What is a copyright removal request?
How accurate is this information?
This data represents the information that people provide when they submit copyright removal requests through our web form. People may submit information that is inaccurate or fill out the web form incorrectly, and we're not always able to verify the accuracy of the request. For example, an individual who is submitting the request may report that they are based in one country when they really reside in another. The DMCA process requires a statement that the reporting organization must have a good faith belief that the use of the content in the manner specified is not authorized by the copyright owner, its agent, or the law. The submitter must also affirm under penalty of perjury that it is authorized to represent the owner of the copyright that is allegedly infringed.
At times we may display duplicate entries for copyright owners or reporting organizations. There are a number of reasons why this may be the case. For example, we may receive notices from different parts of a reporting organization, copyright owners and reporting organizations may use multiple ways to spell their names, or reporting organizations may choose to reference member companies as copyright owners in some cases but not others. Reporting organizations and copyright holders may also change their names.
Why do you remove some URLs but not others?
Does Google receive inaccurate or intentionally abusive copyright removal requests?
From time to time, we may receive inaccurate or unjustified copyright removal requests for search results that clearly do not link to infringing content.
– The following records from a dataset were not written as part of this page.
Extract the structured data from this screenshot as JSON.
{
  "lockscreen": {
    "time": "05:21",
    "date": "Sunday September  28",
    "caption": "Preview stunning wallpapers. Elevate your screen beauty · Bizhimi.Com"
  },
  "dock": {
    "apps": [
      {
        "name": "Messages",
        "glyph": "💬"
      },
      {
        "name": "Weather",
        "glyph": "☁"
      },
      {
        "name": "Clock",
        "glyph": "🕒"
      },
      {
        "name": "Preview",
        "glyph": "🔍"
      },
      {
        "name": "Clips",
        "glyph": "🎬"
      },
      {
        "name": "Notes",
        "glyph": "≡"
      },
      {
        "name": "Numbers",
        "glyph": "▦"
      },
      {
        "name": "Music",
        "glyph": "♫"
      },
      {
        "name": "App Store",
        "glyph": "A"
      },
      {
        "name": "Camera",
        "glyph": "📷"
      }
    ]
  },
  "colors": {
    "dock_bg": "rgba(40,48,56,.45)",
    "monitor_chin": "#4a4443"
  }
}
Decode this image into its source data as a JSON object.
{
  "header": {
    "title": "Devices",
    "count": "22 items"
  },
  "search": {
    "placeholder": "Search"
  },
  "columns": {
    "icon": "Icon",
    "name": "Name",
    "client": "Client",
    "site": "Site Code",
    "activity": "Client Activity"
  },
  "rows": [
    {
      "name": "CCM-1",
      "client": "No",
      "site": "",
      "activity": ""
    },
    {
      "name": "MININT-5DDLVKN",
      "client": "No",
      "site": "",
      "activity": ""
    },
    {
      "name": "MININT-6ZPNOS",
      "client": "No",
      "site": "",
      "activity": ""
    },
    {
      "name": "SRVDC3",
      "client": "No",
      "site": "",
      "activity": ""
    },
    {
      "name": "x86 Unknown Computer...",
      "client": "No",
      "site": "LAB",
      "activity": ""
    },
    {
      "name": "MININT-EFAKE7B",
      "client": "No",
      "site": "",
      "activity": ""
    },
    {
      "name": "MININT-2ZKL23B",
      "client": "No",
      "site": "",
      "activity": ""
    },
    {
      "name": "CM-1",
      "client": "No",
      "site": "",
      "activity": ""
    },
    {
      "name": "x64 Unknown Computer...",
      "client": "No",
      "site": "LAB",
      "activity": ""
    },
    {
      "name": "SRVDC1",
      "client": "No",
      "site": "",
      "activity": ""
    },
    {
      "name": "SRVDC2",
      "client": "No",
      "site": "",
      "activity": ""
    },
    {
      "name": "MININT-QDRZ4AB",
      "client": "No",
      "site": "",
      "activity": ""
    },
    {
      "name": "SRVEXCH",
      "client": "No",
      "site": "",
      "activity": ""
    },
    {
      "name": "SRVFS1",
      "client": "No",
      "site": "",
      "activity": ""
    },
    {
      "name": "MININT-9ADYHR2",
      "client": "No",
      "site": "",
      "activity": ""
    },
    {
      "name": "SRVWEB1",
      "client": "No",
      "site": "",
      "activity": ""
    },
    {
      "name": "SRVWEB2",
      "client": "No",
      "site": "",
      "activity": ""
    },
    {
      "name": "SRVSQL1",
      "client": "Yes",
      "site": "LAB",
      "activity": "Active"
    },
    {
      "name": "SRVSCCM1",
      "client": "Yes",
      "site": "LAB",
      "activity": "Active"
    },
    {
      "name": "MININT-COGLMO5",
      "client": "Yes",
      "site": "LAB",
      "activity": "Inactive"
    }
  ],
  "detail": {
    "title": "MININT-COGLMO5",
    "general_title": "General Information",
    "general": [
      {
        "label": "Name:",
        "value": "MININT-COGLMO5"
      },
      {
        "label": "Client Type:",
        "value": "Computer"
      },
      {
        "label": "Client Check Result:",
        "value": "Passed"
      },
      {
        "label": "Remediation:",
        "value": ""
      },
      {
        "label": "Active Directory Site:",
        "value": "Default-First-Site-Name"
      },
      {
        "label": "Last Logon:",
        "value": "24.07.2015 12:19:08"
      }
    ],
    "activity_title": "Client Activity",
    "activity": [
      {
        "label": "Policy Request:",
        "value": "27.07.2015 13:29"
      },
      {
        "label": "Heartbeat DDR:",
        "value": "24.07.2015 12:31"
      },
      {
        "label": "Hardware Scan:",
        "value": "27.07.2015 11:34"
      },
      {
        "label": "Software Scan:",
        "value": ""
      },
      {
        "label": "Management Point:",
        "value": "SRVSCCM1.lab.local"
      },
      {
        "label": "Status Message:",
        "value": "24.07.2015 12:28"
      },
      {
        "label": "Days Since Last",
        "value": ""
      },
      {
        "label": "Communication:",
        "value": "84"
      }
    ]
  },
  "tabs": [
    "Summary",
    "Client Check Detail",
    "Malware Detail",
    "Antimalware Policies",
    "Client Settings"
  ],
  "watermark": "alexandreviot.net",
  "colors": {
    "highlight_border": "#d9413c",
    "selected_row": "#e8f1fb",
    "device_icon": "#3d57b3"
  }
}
An independent third-party published an analysis of the frequency of improper and abusive removal requests in 2006. And a more recent study went into more depth about takedown processes generally.
Here are a few examples of requests that have been submitted through our copyright removals process that were clearly invalid copyright removal requests.
- A major U.S. motion picture studio requested removal of the IMDb page for a movie released by the studio, as well as the official trailer posted on a major authorized online media service.
- A U.S. reporting organization working on behalf of a major movie studio requested removal of a movie review on a major newspaper website twice.
- A driving school in the U.K. requested the removal of a competitor's homepage from Search, on the grounds that the competitor had copied an alphabetized list of cities and regions where instruction was offered.
- A content protection organization for motion picture, record and sports programming companies requested the removal of search results that link to copyright removal requests submitted by one of their clients and other URLs that did not host infringing content.
- An individual in the U.S. requested the removal of search results that link to court proceedings referencing her first and last name on the ground that her name was copyrightable.
- Multiple individuals in the U.S. requested the removal of search results that link to blog posts and web forums that associated their names with certain allegations, locations, dates or negative comments.
- A company in the U.S. requested the removal of search results that link to an employee's blog posts about unjust and unfair treatment.
We did not comply with any of these requests.
What is the DMCA?
Do you only comply with the DMCA? What about other copyright laws?
What is LUMEN?
Why do you provide data only for Google Search?
Is the data comprehensive?
This data presents information specified in requests we received from copyright owners through our web form to remove search results that link to allegedly infringing content. It is a partial historical record that includes more than 95% of the volume of copyright removal requests that we have received for Search since July 2011. It does not include:
- requests submitted by means other than our web form, such as fax or written letter
- requests for products other than Google Search (e.g, requests directed at YouTube or Blogger)
- requests sent to Google Search for content appearing in other Google products (e.g., requests for Search, but specifying YouTube or Blogger URLs).